• **WHAT IS EXPECTED**
Set out exactly, and with nothing added, the line containing "Give me the" and every line after it through the final line of the data.

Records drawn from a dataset
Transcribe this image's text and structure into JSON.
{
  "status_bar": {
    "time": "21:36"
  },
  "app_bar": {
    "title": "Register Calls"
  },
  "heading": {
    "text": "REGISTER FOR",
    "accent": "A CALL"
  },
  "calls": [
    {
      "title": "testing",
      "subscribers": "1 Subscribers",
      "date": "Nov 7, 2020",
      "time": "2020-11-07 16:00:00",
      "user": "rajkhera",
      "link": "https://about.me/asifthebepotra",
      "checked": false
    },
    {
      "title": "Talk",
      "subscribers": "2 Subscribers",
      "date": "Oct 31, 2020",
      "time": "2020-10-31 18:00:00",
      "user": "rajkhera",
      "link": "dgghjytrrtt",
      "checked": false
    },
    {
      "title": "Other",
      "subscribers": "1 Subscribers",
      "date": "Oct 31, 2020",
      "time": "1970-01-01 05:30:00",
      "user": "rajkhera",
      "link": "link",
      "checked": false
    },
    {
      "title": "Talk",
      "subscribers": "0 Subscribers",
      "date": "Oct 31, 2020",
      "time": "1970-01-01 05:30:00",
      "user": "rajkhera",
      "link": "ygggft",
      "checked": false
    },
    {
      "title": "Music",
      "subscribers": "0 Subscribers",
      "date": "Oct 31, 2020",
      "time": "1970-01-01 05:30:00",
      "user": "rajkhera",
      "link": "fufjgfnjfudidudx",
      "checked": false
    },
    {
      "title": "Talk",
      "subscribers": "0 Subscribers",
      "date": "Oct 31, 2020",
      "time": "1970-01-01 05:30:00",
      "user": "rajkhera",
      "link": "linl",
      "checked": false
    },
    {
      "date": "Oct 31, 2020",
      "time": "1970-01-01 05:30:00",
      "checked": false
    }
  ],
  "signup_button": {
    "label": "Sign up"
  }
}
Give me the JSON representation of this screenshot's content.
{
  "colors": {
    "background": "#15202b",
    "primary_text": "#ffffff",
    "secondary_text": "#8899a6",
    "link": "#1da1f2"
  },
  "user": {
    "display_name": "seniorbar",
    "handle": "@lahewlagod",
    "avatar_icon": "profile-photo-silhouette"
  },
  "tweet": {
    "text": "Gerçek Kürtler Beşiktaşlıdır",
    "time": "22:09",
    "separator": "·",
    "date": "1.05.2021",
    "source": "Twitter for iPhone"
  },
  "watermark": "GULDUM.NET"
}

• **FINISHED EXERCISE**
Give me the JSON representation of this screenshot's content.
{
  "colors": {
    "background": "#15202b",
    "primary_text": "#ffffff",
    "secondary_text": "#8899a6",
    "link": "#1da1f2"
  },
  "user": {
    "display_name": "seniorbar",
    "handle": "@lahewlagod",
    "avatar_icon": "profile-photo-silhouette"
  },
  "tweet": {
    "text": "Gerçek Kürtler Beşiktaşlıdır",
    "time": "22:09",
    "separator": "·",
    "date": "1.05.2021",
    "source": "Twitter for iPhone"
  },
  "watermark": "GULDUM.NET"
}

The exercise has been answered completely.